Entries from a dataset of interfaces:

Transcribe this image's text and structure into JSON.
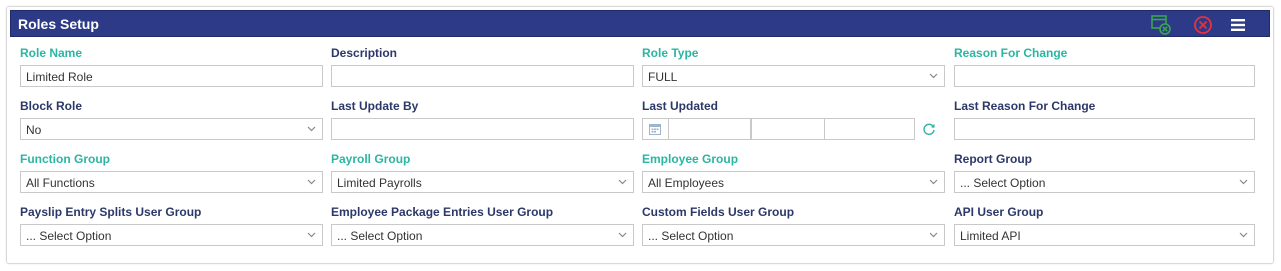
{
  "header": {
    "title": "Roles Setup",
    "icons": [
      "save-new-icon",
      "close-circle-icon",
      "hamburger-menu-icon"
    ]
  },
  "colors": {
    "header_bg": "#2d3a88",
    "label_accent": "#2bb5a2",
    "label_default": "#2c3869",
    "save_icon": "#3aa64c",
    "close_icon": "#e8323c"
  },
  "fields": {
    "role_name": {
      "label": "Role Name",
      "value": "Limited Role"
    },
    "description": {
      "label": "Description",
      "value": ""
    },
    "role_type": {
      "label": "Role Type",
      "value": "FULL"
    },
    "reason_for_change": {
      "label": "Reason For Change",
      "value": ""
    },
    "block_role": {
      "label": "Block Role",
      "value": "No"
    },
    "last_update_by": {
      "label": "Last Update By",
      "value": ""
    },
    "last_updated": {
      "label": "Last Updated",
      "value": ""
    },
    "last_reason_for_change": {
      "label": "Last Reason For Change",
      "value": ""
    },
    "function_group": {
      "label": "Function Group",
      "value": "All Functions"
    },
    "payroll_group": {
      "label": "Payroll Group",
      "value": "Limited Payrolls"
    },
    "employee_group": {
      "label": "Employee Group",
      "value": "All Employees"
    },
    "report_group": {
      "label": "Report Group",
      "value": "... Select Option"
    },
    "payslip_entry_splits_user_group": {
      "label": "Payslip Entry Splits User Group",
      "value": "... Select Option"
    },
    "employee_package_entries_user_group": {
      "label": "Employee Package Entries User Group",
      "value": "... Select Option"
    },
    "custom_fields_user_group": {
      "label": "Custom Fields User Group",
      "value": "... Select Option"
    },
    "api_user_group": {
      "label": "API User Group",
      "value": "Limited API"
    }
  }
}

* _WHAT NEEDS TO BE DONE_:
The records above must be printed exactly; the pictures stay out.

* _YOUR RESPONSE_:
Transcribe this image's text and structure into JSON.
{
  "header": {
    "title": "Roles Setup",
    "icons": [
      "save-new-icon",
      "close-circle-icon",
      "hamburger-menu-icon"
    ]
  },
  "colors": {
    "header_bg": "#2d3a88",
    "label_accent": "#2bb5a2",
    "label_default": "#2c3869",
    "save_icon": "#3aa64c",
    "close_icon": "#e8323c"
  },
  "fields": {
    "role_name": {
      "label": "Role Name",
      "value": "Limited Role"
    },
    "description": {
      "label": "Description",
      "value": ""
    },
    "role_type": {
      "label": "Role Type",
      "value": "FULL"
    },
    "reason_for_change": {
      "label": "Reason For Change",
      "value": ""
    },
    "block_role": {
      "label": "Block Role",
      "value": "No"
    },
    "last_update_by": {
      "label": "Last Update By",
      "value": ""
    },
    "last_updated": {
      "label": "Last Updated",
      "value": ""
    },
    "last_reason_for_change": {
      "label": "Last Reason For Change",
      "value": ""
    },
    "function_group": {
      "label": "Function Group",
      "value": "All Functions"
    },
    "payroll_group": {
      "label": "Payroll Group",
      "value": "Limited Payrolls"
    },
    "employee_group": {
      "label": "Employee Group",
      "value": "All Employees"
    },
    "report_group": {
      "label": "Report Group",
      "value": "... Select Option"
    },
    "payslip_entry_splits_user_group": {
      "label": "Payslip Entry Splits User Group",
      "value": "... Select Option"
    },
    "employee_package_entries_user_group": {
      "label": "Employee Package Entries User Group",
      "value": "... Select Option"
    },
    "custom_fields_user_group": {
      "label": "Custom Fields User Group",
      "value": "... Select Option"
    },
    "api_user_group": {
      "label": "API User Group",
      "value": "Limited API"
    }
  }
}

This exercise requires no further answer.